*TRY IT*
Once the images are removed, repeat all of the entries exactly.

SOURCE DATA: Begin

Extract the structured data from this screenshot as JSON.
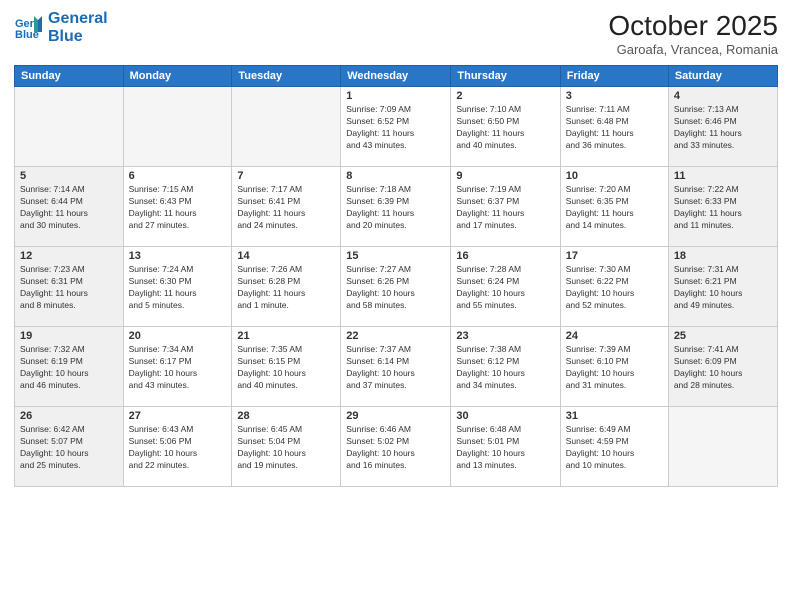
{
  "logo": {
    "line1": "General",
    "line2": "Blue"
  },
  "title": "October 2025",
  "location": "Garoafa, Vrancea, Romania",
  "headers": [
    "Sunday",
    "Monday",
    "Tuesday",
    "Wednesday",
    "Thursday",
    "Friday",
    "Saturday"
  ],
  "weeks": [
    [
      {
        "day": "",
        "info": "",
        "empty": true
      },
      {
        "day": "",
        "info": "",
        "empty": true
      },
      {
        "day": "",
        "info": "",
        "empty": true
      },
      {
        "day": "1",
        "info": "Sunrise: 7:09 AM\nSunset: 6:52 PM\nDaylight: 11 hours\nand 43 minutes."
      },
      {
        "day": "2",
        "info": "Sunrise: 7:10 AM\nSunset: 6:50 PM\nDaylight: 11 hours\nand 40 minutes."
      },
      {
        "day": "3",
        "info": "Sunrise: 7:11 AM\nSunset: 6:48 PM\nDaylight: 11 hours\nand 36 minutes."
      },
      {
        "day": "4",
        "info": "Sunrise: 7:13 AM\nSunset: 6:46 PM\nDaylight: 11 hours\nand 33 minutes.",
        "weekend": true
      }
    ],
    [
      {
        "day": "5",
        "info": "Sunrise: 7:14 AM\nSunset: 6:44 PM\nDaylight: 11 hours\nand 30 minutes.",
        "weekend": true
      },
      {
        "day": "6",
        "info": "Sunrise: 7:15 AM\nSunset: 6:43 PM\nDaylight: 11 hours\nand 27 minutes."
      },
      {
        "day": "7",
        "info": "Sunrise: 7:17 AM\nSunset: 6:41 PM\nDaylight: 11 hours\nand 24 minutes."
      },
      {
        "day": "8",
        "info": "Sunrise: 7:18 AM\nSunset: 6:39 PM\nDaylight: 11 hours\nand 20 minutes."
      },
      {
        "day": "9",
        "info": "Sunrise: 7:19 AM\nSunset: 6:37 PM\nDaylight: 11 hours\nand 17 minutes."
      },
      {
        "day": "10",
        "info": "Sunrise: 7:20 AM\nSunset: 6:35 PM\nDaylight: 11 hours\nand 14 minutes."
      },
      {
        "day": "11",
        "info": "Sunrise: 7:22 AM\nSunset: 6:33 PM\nDaylight: 11 hours\nand 11 minutes.",
        "weekend": true
      }
    ],
    [
      {
        "day": "12",
        "info": "Sunrise: 7:23 AM\nSunset: 6:31 PM\nDaylight: 11 hours\nand 8 minutes.",
        "weekend": true
      },
      {
        "day": "13",
        "info": "Sunrise: 7:24 AM\nSunset: 6:30 PM\nDaylight: 11 hours\nand 5 minutes."
      },
      {
        "day": "14",
        "info": "Sunrise: 7:26 AM\nSunset: 6:28 PM\nDaylight: 11 hours\nand 1 minute."
      },
      {
        "day": "15",
        "info": "Sunrise: 7:27 AM\nSunset: 6:26 PM\nDaylight: 10 hours\nand 58 minutes."
      },
      {
        "day": "16",
        "info": "Sunrise: 7:28 AM\nSunset: 6:24 PM\nDaylight: 10 hours\nand 55 minutes."
      },
      {
        "day": "17",
        "info": "Sunrise: 7:30 AM\nSunset: 6:22 PM\nDaylight: 10 hours\nand 52 minutes."
      },
      {
        "day": "18",
        "info": "Sunrise: 7:31 AM\nSunset: 6:21 PM\nDaylight: 10 hours\nand 49 minutes.",
        "weekend": true
      }
    ],
    [
      {
        "day": "19",
        "info": "Sunrise: 7:32 AM\nSunset: 6:19 PM\nDaylight: 10 hours\nand 46 minutes.",
        "weekend": true
      },
      {
        "day": "20",
        "info": "Sunrise: 7:34 AM\nSunset: 6:17 PM\nDaylight: 10 hours\nand 43 minutes."
      },
      {
        "day": "21",
        "info": "Sunrise: 7:35 AM\nSunset: 6:15 PM\nDaylight: 10 hours\nand 40 minutes."
      },
      {
        "day": "22",
        "info": "Sunrise: 7:37 AM\nSunset: 6:14 PM\nDaylight: 10 hours\nand 37 minutes."
      },
      {
        "day": "23",
        "info": "Sunrise: 7:38 AM\nSunset: 6:12 PM\nDaylight: 10 hours\nand 34 minutes."
      },
      {
        "day": "24",
        "info": "Sunrise: 7:39 AM\nSunset: 6:10 PM\nDaylight: 10 hours\nand 31 minutes."
      },
      {
        "day": "25",
        "info": "Sunrise: 7:41 AM\nSunset: 6:09 PM\nDaylight: 10 hours\nand 28 minutes.",
        "weekend": true
      }
    ],
    [
      {
        "day": "26",
        "info": "Sunrise: 6:42 AM\nSunset: 5:07 PM\nDaylight: 10 hours\nand 25 minutes.",
        "weekend": true
      },
      {
        "day": "27",
        "info": "Sunrise: 6:43 AM\nSunset: 5:06 PM\nDaylight: 10 hours\nand 22 minutes."
      },
      {
        "day": "28",
        "info": "Sunrise: 6:45 AM\nSunset: 5:04 PM\nDaylight: 10 hours\nand 19 minutes."
      },
      {
        "day": "29",
        "info": "Sunrise: 6:46 AM\nSunset: 5:02 PM\nDaylight: 10 hours\nand 16 minutes."
      },
      {
        "day": "30",
        "info": "Sunrise: 6:48 AM\nSunset: 5:01 PM\nDaylight: 10 hours\nand 13 minutes."
      },
      {
        "day": "31",
        "info": "Sunrise: 6:49 AM\nSunset: 4:59 PM\nDaylight: 10 hours\nand 10 minutes."
      },
      {
        "day": "",
        "info": "",
        "empty": true,
        "weekend": true
      }
    ]
  ]
}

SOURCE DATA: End

*TASK RESULT*
Extract the structured data from this screenshot as JSON.
{
  "logo": {
    "line1": "General",
    "line2": "Blue"
  },
  "title": "October 2025",
  "location": "Garoafa, Vrancea, Romania",
  "headers": [
    "Sunday",
    "Monday",
    "Tuesday",
    "Wednesday",
    "Thursday",
    "Friday",
    "Saturday"
  ],
  "weeks": [
    [
      {
        "day": "",
        "info": "",
        "empty": true
      },
      {
        "day": "",
        "info": "",
        "empty": true
      },
      {
        "day": "",
        "info": "",
        "empty": true
      },
      {
        "day": "1",
        "info": "Sunrise: 7:09 AM\nSunset: 6:52 PM\nDaylight: 11 hours\nand 43 minutes."
      },
      {
        "day": "2",
        "info": "Sunrise: 7:10 AM\nSunset: 6:50 PM\nDaylight: 11 hours\nand 40 minutes."
      },
      {
        "day": "3",
        "info": "Sunrise: 7:11 AM\nSunset: 6:48 PM\nDaylight: 11 hours\nand 36 minutes."
      },
      {
        "day": "4",
        "info": "Sunrise: 7:13 AM\nSunset: 6:46 PM\nDaylight: 11 hours\nand 33 minutes.",
        "weekend": true
      }
    ],
    [
      {
        "day": "5",
        "info": "Sunrise: 7:14 AM\nSunset: 6:44 PM\nDaylight: 11 hours\nand 30 minutes.",
        "weekend": true
      },
      {
        "day": "6",
        "info": "Sunrise: 7:15 AM\nSunset: 6:43 PM\nDaylight: 11 hours\nand 27 minutes."
      },
      {
        "day": "7",
        "info": "Sunrise: 7:17 AM\nSunset: 6:41 PM\nDaylight: 11 hours\nand 24 minutes."
      },
      {
        "day": "8",
        "info": "Sunrise: 7:18 AM\nSunset: 6:39 PM\nDaylight: 11 hours\nand 20 minutes."
      },
      {
        "day": "9",
        "info": "Sunrise: 7:19 AM\nSunset: 6:37 PM\nDaylight: 11 hours\nand 17 minutes."
      },
      {
        "day": "10",
        "info": "Sunrise: 7:20 AM\nSunset: 6:35 PM\nDaylight: 11 hours\nand 14 minutes."
      },
      {
        "day": "11",
        "info": "Sunrise: 7:22 AM\nSunset: 6:33 PM\nDaylight: 11 hours\nand 11 minutes.",
        "weekend": true
      }
    ],
    [
      {
        "day": "12",
        "info": "Sunrise: 7:23 AM\nSunset: 6:31 PM\nDaylight: 11 hours\nand 8 minutes.",
        "weekend": true
      },
      {
        "day": "13",
        "info": "Sunrise: 7:24 AM\nSunset: 6:30 PM\nDaylight: 11 hours\nand 5 minutes."
      },
      {
        "day": "14",
        "info": "Sunrise: 7:26 AM\nSunset: 6:28 PM\nDaylight: 11 hours\nand 1 minute."
      },
      {
        "day": "15",
        "info": "Sunrise: 7:27 AM\nSunset: 6:26 PM\nDaylight: 10 hours\nand 58 minutes."
      },
      {
        "day": "16",
        "info": "Sunrise: 7:28 AM\nSunset: 6:24 PM\nDaylight: 10 hours\nand 55 minutes."
      },
      {
        "day": "17",
        "info": "Sunrise: 7:30 AM\nSunset: 6:22 PM\nDaylight: 10 hours\nand 52 minutes."
      },
      {
        "day": "18",
        "info": "Sunrise: 7:31 AM\nSunset: 6:21 PM\nDaylight: 10 hours\nand 49 minutes.",
        "weekend": true
      }
    ],
    [
      {
        "day": "19",
        "info": "Sunrise: 7:32 AM\nSunset: 6:19 PM\nDaylight: 10 hours\nand 46 minutes.",
        "weekend": true
      },
      {
        "day": "20",
        "info": "Sunrise: 7:34 AM\nSunset: 6:17 PM\nDaylight: 10 hours\nand 43 minutes."
      },
      {
        "day": "21",
        "info": "Sunrise: 7:35 AM\nSunset: 6:15 PM\nDaylight: 10 hours\nand 40 minutes."
      },
      {
        "day": "22",
        "info": "Sunrise: 7:37 AM\nSunset: 6:14 PM\nDaylight: 10 hours\nand 37 minutes."
      },
      {
        "day": "23",
        "info": "Sunrise: 7:38 AM\nSunset: 6:12 PM\nDaylight: 10 hours\nand 34 minutes."
      },
      {
        "day": "24",
        "info": "Sunrise: 7:39 AM\nSunset: 6:10 PM\nDaylight: 10 hours\nand 31 minutes."
      },
      {
        "day": "25",
        "info": "Sunrise: 7:41 AM\nSunset: 6:09 PM\nDaylight: 10 hours\nand 28 minutes.",
        "weekend": true
      }
    ],
    [
      {
        "day": "26",
        "info": "Sunrise: 6:42 AM\nSunset: 5:07 PM\nDaylight: 10 hours\nand 25 minutes.",
        "weekend": true
      },
      {
        "day": "27",
        "info": "Sunrise: 6:43 AM\nSunset: 5:06 PM\nDaylight: 10 hours\nand 22 minutes."
      },
      {
        "day": "28",
        "info": "Sunrise: 6:45 AM\nSunset: 5:04 PM\nDaylight: 10 hours\nand 19 minutes."
      },
      {
        "day": "29",
        "info": "Sunrise: 6:46 AM\nSunset: 5:02 PM\nDaylight: 10 hours\nand 16 minutes."
      },
      {
        "day": "30",
        "info": "Sunrise: 6:48 AM\nSunset: 5:01 PM\nDaylight: 10 hours\nand 13 minutes."
      },
      {
        "day": "31",
        "info": "Sunrise: 6:49 AM\nSunset: 4:59 PM\nDaylight: 10 hours\nand 10 minutes."
      },
      {
        "day": "",
        "info": "",
        "empty": true,
        "weekend": true
      }
    ]
  ]
}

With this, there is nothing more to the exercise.